“At this time, my dear mamma,” Eliza writes her mother, Mrs. Wharton, “I am peculiarly solicitous for your advice.” Eliza tells her mother about Reverend Boyer’s attention. “But his situation in life!” she says. “I dare not enter it.” She tells her mother that while he “is not disagreeable to [her],” she would rather marry someone whose profession is “more comfortable to [her] tastes.” Eliza tells her mother that they will talk more about Reverend Boyer later, as she will be returning home soon.
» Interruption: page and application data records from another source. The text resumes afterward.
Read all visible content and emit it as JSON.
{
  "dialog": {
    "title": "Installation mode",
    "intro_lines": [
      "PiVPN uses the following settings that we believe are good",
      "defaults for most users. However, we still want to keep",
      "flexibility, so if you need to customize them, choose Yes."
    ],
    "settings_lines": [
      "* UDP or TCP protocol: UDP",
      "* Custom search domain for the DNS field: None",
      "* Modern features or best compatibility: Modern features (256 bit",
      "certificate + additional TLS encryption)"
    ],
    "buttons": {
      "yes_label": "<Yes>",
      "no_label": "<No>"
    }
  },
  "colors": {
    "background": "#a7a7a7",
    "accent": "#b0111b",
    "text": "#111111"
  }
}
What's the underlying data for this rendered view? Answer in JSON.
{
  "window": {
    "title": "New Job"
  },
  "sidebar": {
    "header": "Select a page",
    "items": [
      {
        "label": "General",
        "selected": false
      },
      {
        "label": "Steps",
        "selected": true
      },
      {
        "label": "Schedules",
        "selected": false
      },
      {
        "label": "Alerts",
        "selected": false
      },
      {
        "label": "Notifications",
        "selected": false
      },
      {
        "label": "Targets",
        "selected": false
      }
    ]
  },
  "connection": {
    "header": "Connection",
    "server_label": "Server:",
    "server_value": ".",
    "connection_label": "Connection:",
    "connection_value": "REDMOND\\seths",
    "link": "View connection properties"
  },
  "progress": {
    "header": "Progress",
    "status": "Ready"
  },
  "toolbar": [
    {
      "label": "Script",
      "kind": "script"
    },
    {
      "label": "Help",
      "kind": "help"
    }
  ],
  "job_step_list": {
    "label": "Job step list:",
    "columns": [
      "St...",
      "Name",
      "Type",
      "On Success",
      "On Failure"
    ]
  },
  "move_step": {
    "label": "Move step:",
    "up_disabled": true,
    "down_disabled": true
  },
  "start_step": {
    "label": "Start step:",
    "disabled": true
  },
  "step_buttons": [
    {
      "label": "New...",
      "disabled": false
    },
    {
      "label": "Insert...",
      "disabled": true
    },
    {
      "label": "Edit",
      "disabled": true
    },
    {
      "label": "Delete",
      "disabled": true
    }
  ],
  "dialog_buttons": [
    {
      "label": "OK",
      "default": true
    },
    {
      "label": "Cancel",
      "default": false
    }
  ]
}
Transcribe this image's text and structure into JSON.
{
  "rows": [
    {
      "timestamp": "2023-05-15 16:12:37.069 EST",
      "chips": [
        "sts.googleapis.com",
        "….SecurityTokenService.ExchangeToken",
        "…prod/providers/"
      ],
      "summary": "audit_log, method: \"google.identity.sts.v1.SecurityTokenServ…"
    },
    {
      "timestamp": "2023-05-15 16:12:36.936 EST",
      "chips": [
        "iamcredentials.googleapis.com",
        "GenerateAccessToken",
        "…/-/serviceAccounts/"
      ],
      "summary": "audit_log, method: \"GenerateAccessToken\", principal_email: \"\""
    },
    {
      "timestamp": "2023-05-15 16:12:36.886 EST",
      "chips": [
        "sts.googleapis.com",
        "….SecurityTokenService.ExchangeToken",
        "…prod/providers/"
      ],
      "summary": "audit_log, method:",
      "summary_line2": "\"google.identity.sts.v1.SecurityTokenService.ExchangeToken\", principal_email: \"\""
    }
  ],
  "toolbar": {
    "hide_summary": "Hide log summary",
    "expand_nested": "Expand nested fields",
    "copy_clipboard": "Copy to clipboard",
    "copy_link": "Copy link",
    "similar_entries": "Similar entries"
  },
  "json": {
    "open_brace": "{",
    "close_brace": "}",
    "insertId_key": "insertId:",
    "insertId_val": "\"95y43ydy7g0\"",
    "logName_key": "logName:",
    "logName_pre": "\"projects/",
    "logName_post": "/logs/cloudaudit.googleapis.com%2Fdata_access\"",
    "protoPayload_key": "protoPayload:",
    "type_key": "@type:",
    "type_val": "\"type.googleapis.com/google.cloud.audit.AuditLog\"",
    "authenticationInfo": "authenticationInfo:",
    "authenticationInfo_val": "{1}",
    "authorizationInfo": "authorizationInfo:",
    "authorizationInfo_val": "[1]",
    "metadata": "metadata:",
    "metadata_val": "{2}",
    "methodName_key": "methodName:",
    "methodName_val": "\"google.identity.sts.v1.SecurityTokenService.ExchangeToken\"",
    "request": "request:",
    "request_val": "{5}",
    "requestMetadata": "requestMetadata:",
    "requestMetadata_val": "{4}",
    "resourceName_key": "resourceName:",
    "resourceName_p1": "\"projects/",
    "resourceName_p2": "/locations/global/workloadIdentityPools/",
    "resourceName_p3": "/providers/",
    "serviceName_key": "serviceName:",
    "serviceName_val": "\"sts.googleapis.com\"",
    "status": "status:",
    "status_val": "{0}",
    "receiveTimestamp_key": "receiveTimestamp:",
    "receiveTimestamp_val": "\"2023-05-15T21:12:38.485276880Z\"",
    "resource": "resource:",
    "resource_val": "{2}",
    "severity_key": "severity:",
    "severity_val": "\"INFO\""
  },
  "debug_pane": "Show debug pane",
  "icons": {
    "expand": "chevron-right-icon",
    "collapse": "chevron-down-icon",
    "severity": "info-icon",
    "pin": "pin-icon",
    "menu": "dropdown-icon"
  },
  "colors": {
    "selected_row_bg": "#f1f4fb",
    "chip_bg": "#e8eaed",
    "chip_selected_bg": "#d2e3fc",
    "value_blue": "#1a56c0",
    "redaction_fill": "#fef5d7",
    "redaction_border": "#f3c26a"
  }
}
This again reflects Eliza’s desire to be upwardly mobile and move out of the middle class. Boyer’s “situation in life” is that he doesn’t have much money, and it is not presumed that he ever will. Eliza “dare not enter” the strict economy of Boyer’s life, but she is growing fond of him. Eliza’s “tastes” are rich, and she wants a wealthy man, like Sanford. Of course, Eliza has no idea that Sanford is actually broke.